## Instructions to follow
Could you copy the records below exactly, keeping none of the images?

## Exercise inputs
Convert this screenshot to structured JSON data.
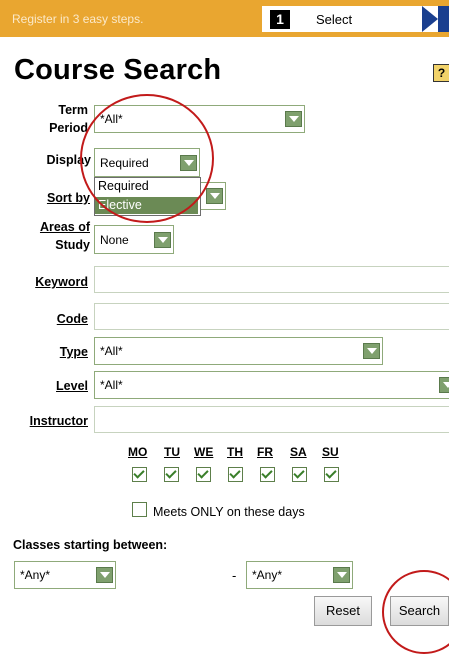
{
  "topbar": {
    "steps_text": "Register in 3 easy steps.",
    "step_number": "1",
    "step_label": "Select"
  },
  "page": {
    "title": "Course Search",
    "help_icon": "?"
  },
  "form": {
    "term_period": {
      "label_line1": "Term",
      "label_line2": "Period",
      "value": "*All*"
    },
    "display": {
      "label": "Display",
      "value": "Required",
      "options": [
        "Required",
        "Elective"
      ],
      "highlighted": "Elective"
    },
    "sort_by": {
      "label": "Sort by"
    },
    "areas_of_study": {
      "label_line1": "Areas of",
      "label_line2": "Study",
      "value": "None"
    },
    "keyword": {
      "label": "Keyword",
      "value": ""
    },
    "code": {
      "label": "Code",
      "value": ""
    },
    "type": {
      "label": "Type",
      "value": "*All*"
    },
    "level": {
      "label": "Level",
      "value": "*All*"
    },
    "instructor": {
      "label": "Instructor",
      "value": ""
    },
    "days": [
      "MO",
      "TU",
      "WE",
      "TH",
      "FR",
      "SA",
      "SU"
    ],
    "meets_only": {
      "label": "Meets ONLY on these days"
    },
    "classes_between": {
      "label": "Classes starting between:",
      "from": "*Any*",
      "dash": "-",
      "to": "*Any*"
    },
    "buttons": {
      "reset": "Reset",
      "search": "Search"
    }
  },
  "colors": {
    "topbar": "#e9a630",
    "accent_green": "#7fa06e",
    "annotation_red": "#c21a1a"
  }
}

## Answer to the problem
Convert this screenshot to structured JSON data.
{
  "topbar": {
    "steps_text": "Register in 3 easy steps.",
    "step_number": "1",
    "step_label": "Select"
  },
  "page": {
    "title": "Course Search",
    "help_icon": "?"
  },
  "form": {
    "term_period": {
      "label_line1": "Term",
      "label_line2": "Period",
      "value": "*All*"
    },
    "display": {
      "label": "Display",
      "value": "Required",
      "options": [
        "Required",
        "Elective"
      ],
      "highlighted": "Elective"
    },
    "sort_by": {
      "label": "Sort by"
    },
    "areas_of_study": {
      "label_line1": "Areas of",
      "label_line2": "Study",
      "value": "None"
    },
    "keyword": {
      "label": "Keyword",
      "value": ""
    },
    "code": {
      "label": "Code",
      "value": ""
    },
    "type": {
      "label": "Type",
      "value": "*All*"
    },
    "level": {
      "label": "Level",
      "value": "*All*"
    },
    "instructor": {
      "label": "Instructor",
      "value": ""
    },
    "days": [
      "MO",
      "TU",
      "WE",
      "TH",
      "FR",
      "SA",
      "SU"
    ],
    "meets_only": {
      "label": "Meets ONLY on these days"
    },
    "classes_between": {
      "label": "Classes starting between:",
      "from": "*Any*",
      "dash": "-",
      "to": "*Any*"
    },
    "buttons": {
      "reset": "Reset",
      "search": "Search"
    }
  },
  "colors": {
    "topbar": "#e9a630",
    "accent_green": "#7fa06e",
    "annotation_red": "#c21a1a"
  }
}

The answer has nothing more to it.